Getting and Giving the Message
Communication. Colleges and universities offer degrees in communications. Major businesses and corporations devote entire departments and staff to managing their message and getting it out to the public. It is a complex and vital life skill but what makes communication so important?
As defined by the Cambridge Dictionary of American English, communication means “The process by which messages or information is sent from one place or person to another.” Or, as the ATA Leadership Program book explains, “Communication is the link between me and world.”
Master Sean Berry, 6th Degree Black Belt and owner at Pride Martial Arts in Chula Vista, Calif., said he believes communication is “extremely” important, whether you are speaking or being spoken to. He also stressed the importance of “how the students communicate in classes and outside the school, how they look, how they listen, and how they talk.”
Communication is derived from the word “common” meaning “equal.” Successful communication then requires that we find common ground by making sure our communication is seen, heard and felt.
Nonverbal, or visual, communication relies on body language and appearance to deliver the message while verbal communication refers, obviously, to the way we use our voices (tone, choice of words, volume and pitch). Physical communication invokes an appropriate touch while speaking, a friendly pat on the back, for example and giving praise.
We can also communicate with ourselves, which takes practice, as we teach ourselves to grow into the type of person we want to be. And finally, there is outward communication, maintaining that link to everything and everyone around us.
All forms of communication, if used effectively, can help give you an important edge during class, belt testing or even competition.
“From the moment you step into the ring, you need to be on it. I tell my students, like a light switch,” Berry said. “Until they bow you out of the ring, from the moment you step in, you’ve got to be on!”
Communication is of course vital to a martial artist. It is important to understand and be clearly understood by your instructor and judges and to nonverbally project a positive, confident image through body language, eye contact, and the condition and wear of one’s uniform. Even a handshake before and after a match can be an effective form of nonverbal physical communication.

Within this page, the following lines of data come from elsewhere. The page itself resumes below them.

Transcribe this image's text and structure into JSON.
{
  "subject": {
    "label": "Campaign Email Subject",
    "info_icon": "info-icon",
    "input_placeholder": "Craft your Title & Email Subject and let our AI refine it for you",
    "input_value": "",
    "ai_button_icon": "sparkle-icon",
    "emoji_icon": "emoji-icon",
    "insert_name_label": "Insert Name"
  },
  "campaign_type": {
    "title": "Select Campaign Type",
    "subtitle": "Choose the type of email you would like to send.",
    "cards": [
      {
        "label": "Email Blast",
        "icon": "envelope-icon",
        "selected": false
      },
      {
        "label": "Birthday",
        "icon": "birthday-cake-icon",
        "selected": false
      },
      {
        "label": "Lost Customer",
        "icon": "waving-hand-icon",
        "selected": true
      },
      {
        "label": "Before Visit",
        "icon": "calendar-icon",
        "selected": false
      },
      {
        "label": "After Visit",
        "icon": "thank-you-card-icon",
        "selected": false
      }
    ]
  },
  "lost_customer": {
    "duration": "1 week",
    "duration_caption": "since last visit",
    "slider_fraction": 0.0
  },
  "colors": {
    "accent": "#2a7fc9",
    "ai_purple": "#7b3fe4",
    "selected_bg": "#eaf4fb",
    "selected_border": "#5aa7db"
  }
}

The first level of communication is visual and involves how we see each other, our community and the world. This is where facial expressions and body language become valuable.
If you’re an instructor teaching a class and you notice your young students’ attention being drawn elsewhere, you might rethink your presentation or the volume and intonation of your voice. As instructors and students, body language and “the look” can definitely make the training even better.
It is important to know the difference between listening and hearing, which is the most important part of communication. It is one thing to hear words, it is another to listen to the words in their context, along with the speaker’s inflection or tone of voice, to gauge the true meaning of what’s being said.
Listening also means being selective and differentiating good advice from negativity and bad examples. Effective listening may be the skill people find hardest to master, said Berry. “I think listening can be overlooked,” he said. “I think more people need to listen in order for them to communicate better.”
Every day we practice verbal communication, which begins with ourselves. The power of the words we say and how we say them— encouraging statements versus negativity, a firm tone versus yelling— can have a tremendous impact on ourselves and the people around us.
Telling yourself “Yes I can” like we practice with the life skill belief can help you build confidence daily while a polite “thank you” can make a positive impression on others.
Ideally, we lead by example. When it comes to communication, this aspect can be accomplished in a number of ways: praising instead of criticizing, helping with tasks, doing the right thing and obeying the law, admitting mistakes, smiling instead of frowning, respecting others’ opinions and yes, being an active listener.
These choices and more provide a positive example and will condition you, Berry said, to make better choices in school, at home and in life. “Not just talk the talk, but walk the walk,” Berry said.
Berry uses a variety of methods to teach the levels and cornerstones of communication to his students, depending on their age. He follows the Leadership book, he stresses positive communication in class and will go more in-depth, sometimes involving parents in question and answer sessions where the importance of this life skill is discussed. Participants can then share examples of successful and unsuccessful communication in their own lives.
Mastering communication, Berry said, will not just make one a better martial artist; it will serve you well wherever you go.
“It’s very valuable,” Berry said. “Because we’re setting them up to how they behave at school, and that’s setting them up for an interview for college and interviewing for a job. If they can get their message across and know where they’re headed and have an action plan they can move in that direction and head of the ladder of success.
Author: Todd Traub: Originally published in Vol. 23 no. 2 of the ATA World Magazine.